Then he retreated to his office. At the almost the exact same time, a news agency announced Gabriel's resignation, citing the cover story in Stern. When Gabriel found out about it, he stormed into Oppermann's office and said: "What shit!" Oppermann kept his cool: "Then I'll keep things very brief after the greetings and you explain in detail your interview and your reasons."
That was it. The party fraction said its goodbyes to Gabriel with standing ovations. Later, at the SPD's national headquarters, where the main party leaders were meeting at 5 p.m., the applause was more sparse. Oppermann became far more forthright than usual. "The whole thing is untenable," he said to Gabriel. "You can't treat committees this way." Others nodded in approval.
The chancellor then found out about his resignation via text message. At the time, Foreign Minister Steinmeier, who is about to become president, was presenting himself as a candidate to the Christian Democrats' parliamentary group. Merkel showed him the text message on her phone.
She began to realize at that moment that her script for the coming federal election might be out of date and that a new one might now be taking its place.
Inside the SPD, at least, there is now renewed faith that the election will go well. For the moment, the change at the top has at least brought an end to the sense of chronic despondency and impassioned self-pity that had recently permeated the party. "With his combative nature and his passion, Schulz will mobilize our members and voters, because they believe him, that he is not deluding them," says Sören Bartol, deputy chairman of the SPD's parliamentary group. "I had no idea that mobile phones had so many emojis," says lawmaker Johannes Fechner. "And all have their mouths turned upward."
Colleagues who had feared the loss of their seat just a few days earlier are now dreaming of winning more than 30 percent of the vote. That may be unrealistic, but hope is the medicine the SPD currently needs.
Last Wednesday evening, 40 party members came to the meeting of the local SPD group in Sterkrade-Nord, in Oberhausen, including Karl Kaminski, 66 years old. Kaminski, who had spent more than half of his life in the SPD, had put up posters, distributed flyers, fought and suffered.

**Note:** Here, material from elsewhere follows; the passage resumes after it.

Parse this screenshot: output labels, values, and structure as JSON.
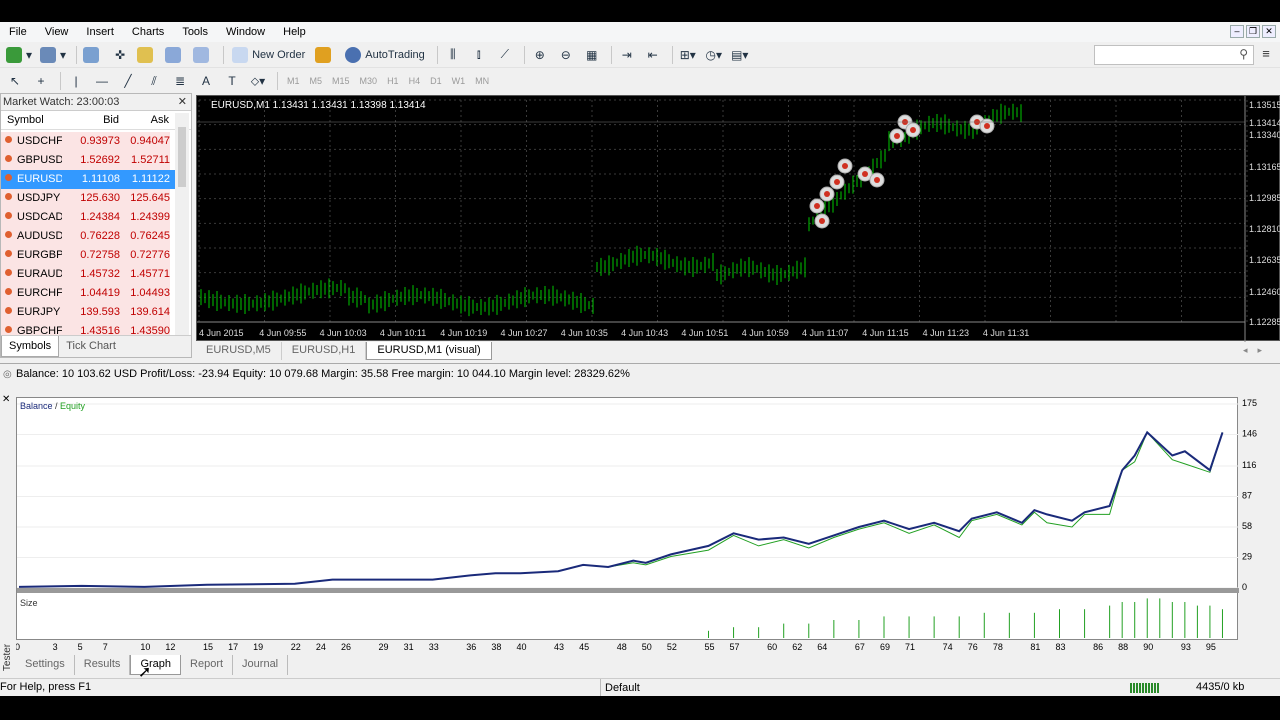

With Schulz, he says his optimism has also returned. "Finally someone with balls," he says. "Someone who opens his mouth." Fellow party member Walburga Stortz says, of Europe and Trump, "things are crumbling everywhere." She says now the SPD needs a strongman as its leader. "With Martin Schulz, we finally have that man."
Michael Keller, the SPD mayor of Friedberg in Hesse, says Sigmar Gabriel was like a "cork on the bottle." On Wednesday evening, Keller and his local association welcomed SPD General Secretary Katarina Barley. In the first 24 hours after Gabriel's resignation, Barley says, they gained 250 new members. And that only includes the online registrations at SPD headquarters. "I think we will gain momentum now," Barley says.
At the meeting in Düsseldorf two and a half weeks ago, the campaign agency sent the SPD leadership a clear message: "What's decisive is the impression. The people want to see you fight."
Martin Schulz will fight, that much is clear. And the way things look right now, he won't be alone.
- Part 1: Meet the Man Who Will Challenge Merkel
- Part 2: Fresh Wind in the Sails of the SPD